"Me? Well, you see, I realized that another fucking year has passed and I'm still broke, stupid, and out of shape." She threw her head back in a bitter, humorless laugh, "I’ve amounted to nothing. But, the thing is, that people still have hope for me, ya know?" she downed the rest of her drink but did not wait for anyone to respond, "People still pour things into me for whatever reason. money, time, love, attention, it doesn't matter. The worst part about it, is that this was supposed to be the turning point. Things were supposed to change. The thing is, people are starting to realize that I'm a leach, a parasite, a big fucking black hole."
Death didn't make it a hobby to sympathize. However the air that night was unconventional.
Too much empathy was a dangerous thing for Death. Dangerous and rare.
They took a shallow sip of their drink and looked down the neck of the bottle at the inky liquid.
"I do understand." Death said
The woman huffed a laugh,
"No, I do, to some degree. probably on a much larger scale than you think I do."
The bartender eyed Death suspiciously, "Sometimes, I find, people, humans, are capable of remarkable change. That's part of what I find interesting about them. The folks I hang out with never change, and neither do I. I just, am, always and forever. However, some things are just made a certain way somewhere along the line. They get stuck. This comes from a combination of different people's faults and in the end no one ever wins. Do you get me?" Death studied their nails, suddenly embarrassed by their inner monologue out in the open.
"Look at you! So high and mighty! You'd be such an ass if you weren't totally right." The woman sighed and wiped her eyes, further smearing mascara across her flushed cheeks.
Outside the bar, red and blue lights flashed weakly through the bar's frosted glass windows. The bartender glanced at Death with a look that clearly said, "hurrythefuckupwedon'thaveallnightyouphilosphicalidot" to which Death reponded with a weary smile.
"So, stranger, what do I do now? I've already tried wasting away on all the pretty pleasures of this life.” She slurred, “For real, I've tried some fucked up shit. It never sticks. Nothing ever sticks" she let her head fall into her open palms.
The bartender placed a tall glass of water in front of her and guided her chin up to look up.
"Here you go sweetheart" her voice was gentle and firm and the woman wasted no time in drinking the water all in one go.
"You should come with me" said Death
The woman looked at them one final tear escaped down her cheek Suddenly focused, her eyes widened and finally, recognized her drinking buddy.
"What happened to me?" she whispered.
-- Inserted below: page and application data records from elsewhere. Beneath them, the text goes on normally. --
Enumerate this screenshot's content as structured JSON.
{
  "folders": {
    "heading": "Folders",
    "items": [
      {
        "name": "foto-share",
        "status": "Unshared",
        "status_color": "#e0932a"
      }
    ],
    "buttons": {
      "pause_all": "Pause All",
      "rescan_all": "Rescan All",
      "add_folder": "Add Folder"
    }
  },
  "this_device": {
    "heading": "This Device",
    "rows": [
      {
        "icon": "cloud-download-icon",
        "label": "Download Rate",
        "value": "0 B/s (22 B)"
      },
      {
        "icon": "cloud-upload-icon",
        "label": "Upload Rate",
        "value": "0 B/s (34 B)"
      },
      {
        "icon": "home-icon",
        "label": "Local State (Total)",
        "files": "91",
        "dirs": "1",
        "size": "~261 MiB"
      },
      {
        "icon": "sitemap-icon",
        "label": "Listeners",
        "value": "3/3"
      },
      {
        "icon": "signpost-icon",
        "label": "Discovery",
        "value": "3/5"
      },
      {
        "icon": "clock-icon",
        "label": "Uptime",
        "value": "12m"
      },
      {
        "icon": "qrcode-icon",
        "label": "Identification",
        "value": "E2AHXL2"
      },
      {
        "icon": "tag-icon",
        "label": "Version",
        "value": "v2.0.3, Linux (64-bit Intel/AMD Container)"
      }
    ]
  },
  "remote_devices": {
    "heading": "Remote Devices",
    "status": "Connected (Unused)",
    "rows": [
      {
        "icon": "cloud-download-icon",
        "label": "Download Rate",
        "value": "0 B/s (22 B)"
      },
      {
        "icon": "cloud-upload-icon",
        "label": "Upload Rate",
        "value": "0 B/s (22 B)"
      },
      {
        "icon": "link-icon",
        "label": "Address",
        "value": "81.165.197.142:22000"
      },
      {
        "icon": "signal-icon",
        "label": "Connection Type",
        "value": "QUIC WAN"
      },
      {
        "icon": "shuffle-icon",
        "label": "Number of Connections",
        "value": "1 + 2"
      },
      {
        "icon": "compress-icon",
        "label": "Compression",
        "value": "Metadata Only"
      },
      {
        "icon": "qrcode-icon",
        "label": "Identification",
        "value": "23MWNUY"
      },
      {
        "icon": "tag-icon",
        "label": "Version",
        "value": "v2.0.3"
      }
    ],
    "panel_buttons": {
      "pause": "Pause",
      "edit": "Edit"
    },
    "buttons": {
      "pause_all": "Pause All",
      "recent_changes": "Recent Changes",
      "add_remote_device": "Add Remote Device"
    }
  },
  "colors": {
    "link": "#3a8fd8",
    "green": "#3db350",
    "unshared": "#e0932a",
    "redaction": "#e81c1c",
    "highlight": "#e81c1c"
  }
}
It was more of a question to the universe but the bartender answered anyway,
"Outside this bar, you walked out into the street where the 161 night bus hit you at 12:14am January 2nd."
"What time is it now?" the woman asked, horrified.
"Time is more of a suggestion now" Death responded.
"Am I dead?" her voice was at a panic pitch.
Death and the bartender looked at each other and then to the tear-stained woman.
"Kinda?" said the bartender
"Sort of." shrugged Death. "That's why I'm here. You said you were stuck? That you felt like a black hole in people's lives? Well, contrary to popular belief, I really love happy endings and death really is a new beginning." Death stammered awkwardly, a bit like a school child confessing to a crush, "Do you want to try again?"
The woman stared at death and she accepted her fate, the events and oddities of the night finally sunk in. All the things she didn’t want to admit to herself were suddenly thrust upon the woman. With a mix of shock, horror and faint amusement, she slowly nodded.
Death and the woman stepped off the high bar stools and made their way towards the door. The woman turned to the bartender and waved dramatically. The bartender took the cloth she had been using to clean glasses and waved it as if she were sending a lover off to war as the woman stepped through the threshold of the dinner.
Death turned and smiled a rueful smile at his old friend,
"Next time I'll come just to catch up, no business." they said hopefully.
"You always say that, you old fool." she told him
"But I mean it now," they countered
"You say that too, Old friend"
Death winked at her and walked out into whatever came next.